"In many respects, it's the most important concert that we do. We love doing our subscription concerts, we love it, but this is helping students; hopefully creating a life-long interest in music," Jeter said.
Prior to EARQUAKE!, a study guide, information on the selected composers and a recording of some of the music from the concert was provided to teachers to use as a lesson in their classes. In essence, the whole experience of EARQUAKE! is a cleverly disguised educational tool presented in a fun manner that will appeal to children.
Guest composer Max Shuhan, 14, wrote "Alchemy," his fourth composition, as a commissioned piece for EARQUAKE! Shuhan, the son of musicians Elizabeth and Alex Shuhan, began playing piano at age 6. He wrote his first piece for orchestra titled "Symphony No. 1" in the fifth grade. His mother and father, formerly of Fayetteville, continue to play for the Fort Smith Symphony although the family resides in Ithaca, NY.
"Alchemy" was inspired by the book "The Alchemist" which he was reading in September 2010 when Jeter approached him about composing an arrangement for EARQUAKE! Much like an alchemist, Shuhan has taken notes, fairly worthless alone, and transformed them into precious material through musical arrangement. He said he also drew inspiration from composers John Williams and Hans Zimmer who he was listening to at the time of writing "Alchemy."

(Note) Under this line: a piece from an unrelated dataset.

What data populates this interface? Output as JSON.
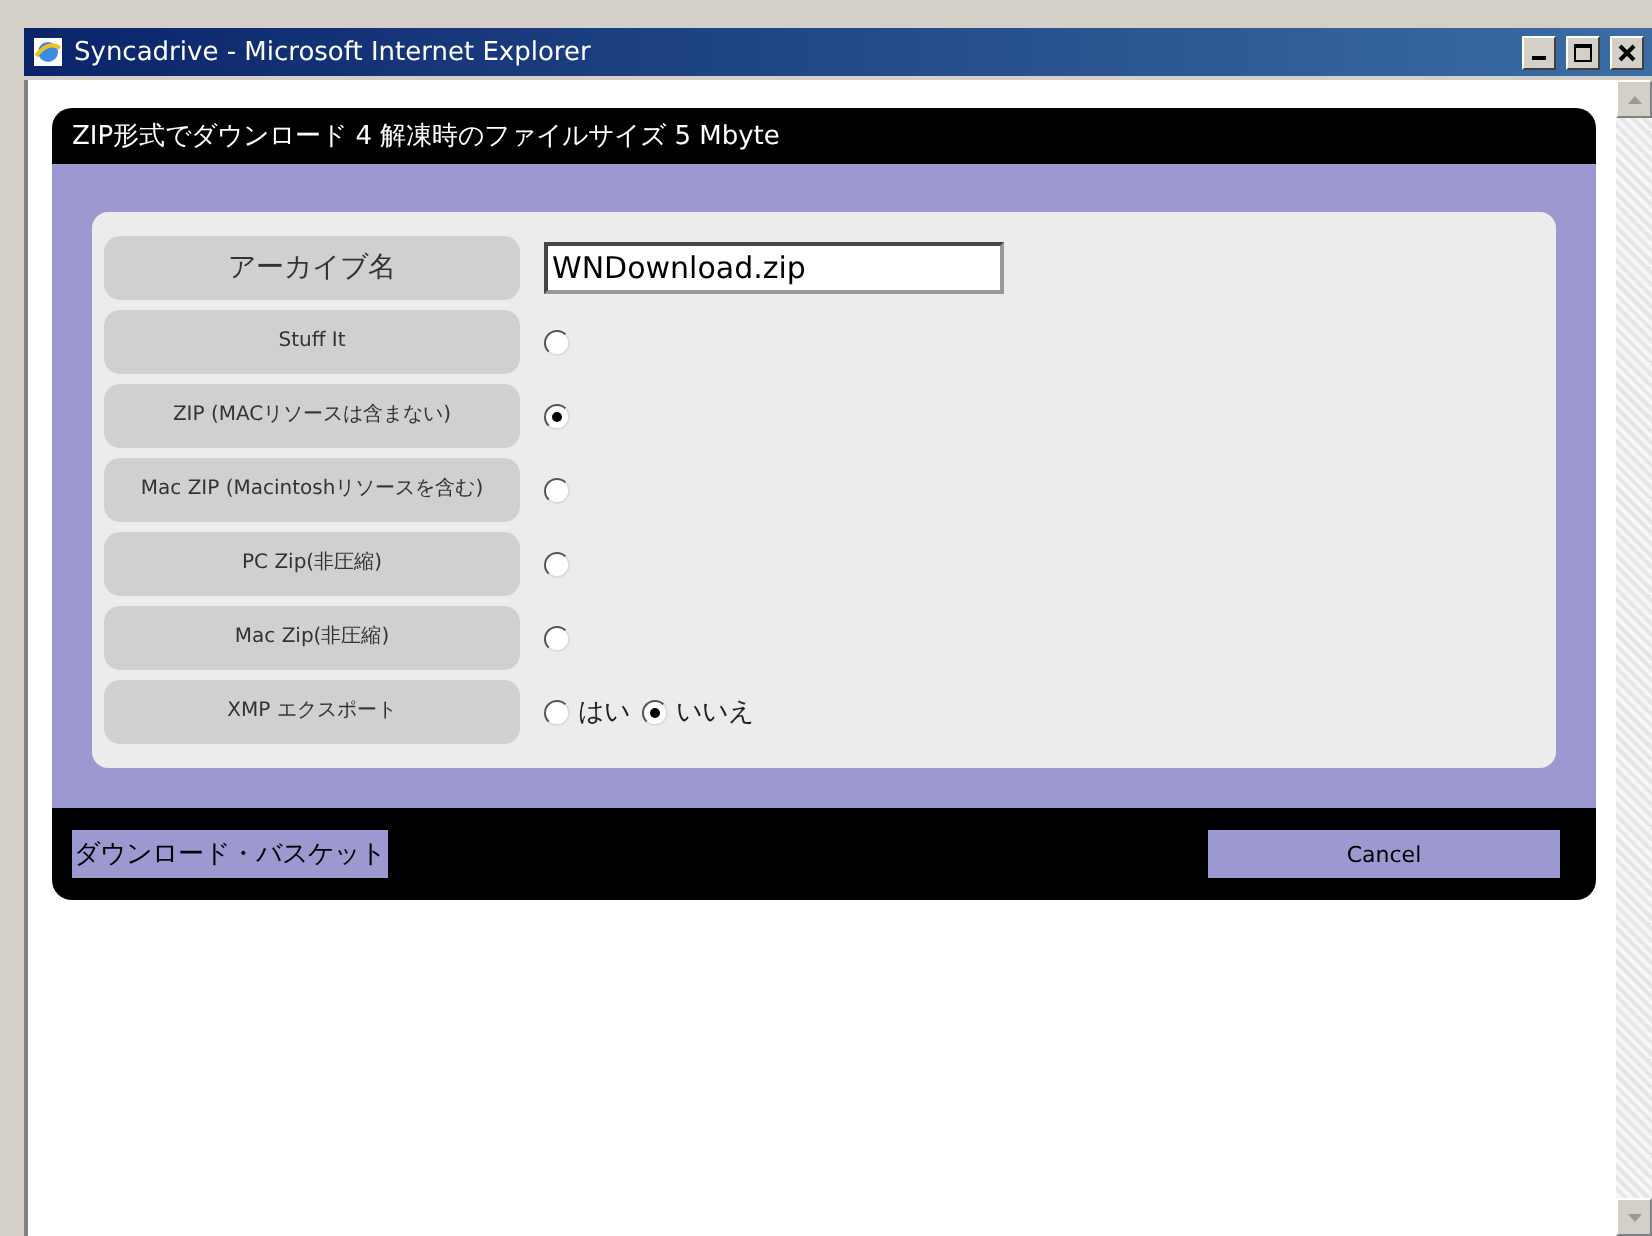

EARQUAKE! also featured guest cello soloist Angelika Machnik-Jones of Oklahoma City and dancers from the Western Arkansas Ballet.